▶ _Exercise objective_: Since only the text is wanted, print every entry below exactly and omit the images.

▶ _The data_:
************
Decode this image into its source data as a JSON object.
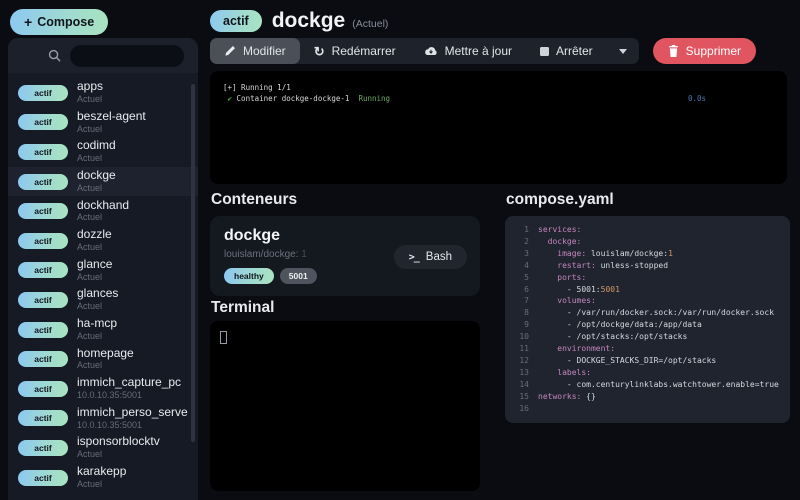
{
  "colors": {
    "gradient_start": "#8cc8f1",
    "gradient_end": "#a9e4bf",
    "danger": "#e15561",
    "yaml_key": "#c586c0",
    "yaml_number": "#d19a66",
    "terminal_green": "#6ca761",
    "terminal_blue": "#4f74ae"
  },
  "compose_button": {
    "label": "Compose",
    "plus": "+"
  },
  "sidebar": {
    "search_placeholder": "",
    "badge_label": "actif",
    "selected": "dockge",
    "items": [
      {
        "name": "apps",
        "subtitle": "Actuel"
      },
      {
        "name": "beszel-agent",
        "subtitle": "Actuel"
      },
      {
        "name": "codimd",
        "subtitle": "Actuel"
      },
      {
        "name": "dockge",
        "subtitle": "Actuel"
      },
      {
        "name": "dockhand",
        "subtitle": "Actuel"
      },
      {
        "name": "dozzle",
        "subtitle": "Actuel"
      },
      {
        "name": "glance",
        "subtitle": "Actuel"
      },
      {
        "name": "glances",
        "subtitle": "Actuel"
      },
      {
        "name": "ha-mcp",
        "subtitle": "Actuel"
      },
      {
        "name": "homepage",
        "subtitle": "Actuel"
      },
      {
        "name": "immich_capture_pc",
        "subtitle": "10.0.10.35:5001"
      },
      {
        "name": "immich_perso_server",
        "subtitle": "10.0.10.35:5001"
      },
      {
        "name": "isponsorblocktv",
        "subtitle": "Actuel"
      },
      {
        "name": "karakepp",
        "subtitle": "Actuel"
      }
    ]
  },
  "header": {
    "badge": "actif",
    "title": "dockge",
    "suffix": "(Actuel)"
  },
  "toolbar": {
    "edit": "Modifier",
    "restart": "Redémarrer",
    "update": "Mettre à jour",
    "stop": "Arrêter",
    "delete": "Supprimer"
  },
  "progress_terminal": {
    "line1": "[+] Running 1/1",
    "check": " ✔ ",
    "container": "Container dockge-dockge-1",
    "status": "Running",
    "time": "0.0s"
  },
  "containers": {
    "heading": "Conteneurs",
    "card": {
      "name": "dockge",
      "image": "louislam/dockge:",
      "tag": "1",
      "status_badge": "healthy",
      "port_badge": "5001",
      "bash_label": "Bash",
      "bash_icon": ">_"
    }
  },
  "terminal": {
    "heading": "Terminal"
  },
  "editor": {
    "heading": "compose.yaml",
    "lines": [
      {
        "n": "1",
        "parts": [
          {
            "t": "services:",
            "c": "key"
          }
        ]
      },
      {
        "n": "2",
        "parts": [
          {
            "t": "  "
          },
          {
            "t": "dockge:",
            "c": "key"
          }
        ]
      },
      {
        "n": "3",
        "parts": [
          {
            "t": "    "
          },
          {
            "t": "image:",
            "c": "key"
          },
          {
            "t": " louislam/dockge:"
          },
          {
            "t": "1",
            "c": "num"
          }
        ]
      },
      {
        "n": "4",
        "parts": [
          {
            "t": "    "
          },
          {
            "t": "restart:",
            "c": "key"
          },
          {
            "t": " unless-stopped"
          }
        ]
      },
      {
        "n": "5",
        "parts": [
          {
            "t": "    "
          },
          {
            "t": "ports:",
            "c": "key"
          }
        ]
      },
      {
        "n": "6",
        "parts": [
          {
            "t": "      - 5001:"
          },
          {
            "t": "5001",
            "c": "num"
          }
        ]
      },
      {
        "n": "7",
        "parts": [
          {
            "t": "    "
          },
          {
            "t": "volumes:",
            "c": "key"
          }
        ]
      },
      {
        "n": "8",
        "parts": [
          {
            "t": "      - /var/run/docker.sock:/var/run/docker.sock"
          }
        ]
      },
      {
        "n": "9",
        "parts": [
          {
            "t": "      - /opt/dockge/data:/app/data"
          }
        ]
      },
      {
        "n": "10",
        "parts": [
          {
            "t": "      - /opt/stacks:/opt/stacks"
          }
        ]
      },
      {
        "n": "11",
        "parts": [
          {
            "t": "    "
          },
          {
            "t": "environment:",
            "c": "key"
          }
        ]
      },
      {
        "n": "12",
        "parts": [
          {
            "t": "      - DOCKGE_STACKS_DIR=/opt/stacks"
          }
        ]
      },
      {
        "n": "13",
        "parts": [
          {
            "t": "    "
          },
          {
            "t": "labels:",
            "c": "key"
          }
        ]
      },
      {
        "n": "14",
        "parts": [
          {
            "t": "      - com.centurylinklabs.watchtower.enable=true"
          }
        ]
      },
      {
        "n": "15",
        "parts": [
          {
            "t": "networks:",
            "c": "key"
          },
          {
            "t": " {}"
          }
        ]
      },
      {
        "n": "16",
        "parts": []
      }
    ]
  }
}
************
▶ _Answer below_:
Decode this image into its source data as a JSON object.
{
  "colors": {
    "gradient_start": "#8cc8f1",
    "gradient_end": "#a9e4bf",
    "danger": "#e15561",
    "yaml_key": "#c586c0",
    "yaml_number": "#d19a66",
    "terminal_green": "#6ca761",
    "terminal_blue": "#4f74ae"
  },
  "compose_button": {
    "label": "Compose",
    "plus": "+"
  },
  "sidebar": {
    "search_placeholder": "",
    "badge_label": "actif",
    "selected": "dockge",
    "items": [
      {
        "name": "apps",
        "subtitle": "Actuel"
      },
      {
        "name": "beszel-agent",
        "subtitle": "Actuel"
      },
      {
        "name": "codimd",
        "subtitle": "Actuel"
      },
      {
        "name": "dockge",
        "subtitle": "Actuel"
      },
      {
        "name": "dockhand",
        "subtitle": "Actuel"
      },
      {
        "name": "dozzle",
        "subtitle": "Actuel"
      },
      {
        "name": "glance",
        "subtitle": "Actuel"
      },
      {
        "name": "glances",
        "subtitle": "Actuel"
      },
      {
        "name": "ha-mcp",
        "subtitle": "Actuel"
      },
      {
        "name": "homepage",
        "subtitle": "Actuel"
      },
      {
        "name": "immich_capture_pc",
        "subtitle": "10.0.10.35:5001"
      },
      {
        "name": "immich_perso_server",
        "subtitle": "10.0.10.35:5001"
      },
      {
        "name": "isponsorblocktv",
        "subtitle": "Actuel"
      },
      {
        "name": "karakepp",
        "subtitle": "Actuel"
      }
    ]
  },
  "header": {
    "badge": "actif",
    "title": "dockge",
    "suffix": "(Actuel)"
  },
  "toolbar": {
    "edit": "Modifier",
    "restart": "Redémarrer",
    "update": "Mettre à jour",
    "stop": "Arrêter",
    "delete": "Supprimer"
  },
  "progress_terminal": {
    "line1": "[+] Running 1/1",
    "check": " ✔ ",
    "container": "Container dockge-dockge-1",
    "status": "Running",
    "time": "0.0s"
  },
  "containers": {
    "heading": "Conteneurs",
    "card": {
      "name": "dockge",
      "image": "louislam/dockge:",
      "tag": "1",
      "status_badge": "healthy",
      "port_badge": "5001",
      "bash_label": "Bash",
      "bash_icon": ">_"
    }
  },
  "terminal": {
    "heading": "Terminal"
  },
  "editor": {
    "heading": "compose.yaml",
    "lines": [
      {
        "n": "1",
        "parts": [
          {
            "t": "services:",
            "c": "key"
          }
        ]
      },
      {
        "n": "2",
        "parts": [
          {
            "t": "  "
          },
          {
            "t": "dockge:",
            "c": "key"
          }
        ]
      },
      {
        "n": "3",
        "parts": [
          {
            "t": "    "
          },
          {
            "t": "image:",
            "c": "key"
          },
          {
            "t": " louislam/dockge:"
          },
          {
            "t": "1",
            "c": "num"
          }
        ]
      },
      {
        "n": "4",
        "parts": [
          {
            "t": "    "
          },
          {
            "t": "restart:",
            "c": "key"
          },
          {
            "t": " unless-stopped"
          }
        ]
      },
      {
        "n": "5",
        "parts": [
          {
            "t": "    "
          },
          {
            "t": "ports:",
            "c": "key"
          }
        ]
      },
      {
        "n": "6",
        "parts": [
          {
            "t": "      - 5001:"
          },
          {
            "t": "5001",
            "c": "num"
          }
        ]
      },
      {
        "n": "7",
        "parts": [
          {
            "t": "    "
          },
          {
            "t": "volumes:",
            "c": "key"
          }
        ]
      },
      {
        "n": "8",
        "parts": [
          {
            "t": "      - /var/run/docker.sock:/var/run/docker.sock"
          }
        ]
      },
      {
        "n": "9",
        "parts": [
          {
            "t": "      - /opt/dockge/data:/app/data"
          }
        ]
      },
      {
        "n": "10",
        "parts": [
          {
            "t": "      - /opt/stacks:/opt/stacks"
          }
        ]
      },
      {
        "n": "11",
        "parts": [
          {
            "t": "    "
          },
          {
            "t": "environment:",
            "c": "key"
          }
        ]
      },
      {
        "n": "12",
        "parts": [
          {
            "t": "      - DOCKGE_STACKS_DIR=/opt/stacks"
          }
        ]
      },
      {
        "n": "13",
        "parts": [
          {
            "t": "    "
          },
          {
            "t": "labels:",
            "c": "key"
          }
        ]
      },
      {
        "n": "14",
        "parts": [
          {
            "t": "      - com.centurylinklabs.watchtower.enable=true"
          }
        ]
      },
      {
        "n": "15",
        "parts": [
          {
            "t": "networks:",
            "c": "key"
          },
          {
            "t": " {}"
          }
        ]
      },
      {
        "n": "16",
        "parts": []
      }
    ]
  }
}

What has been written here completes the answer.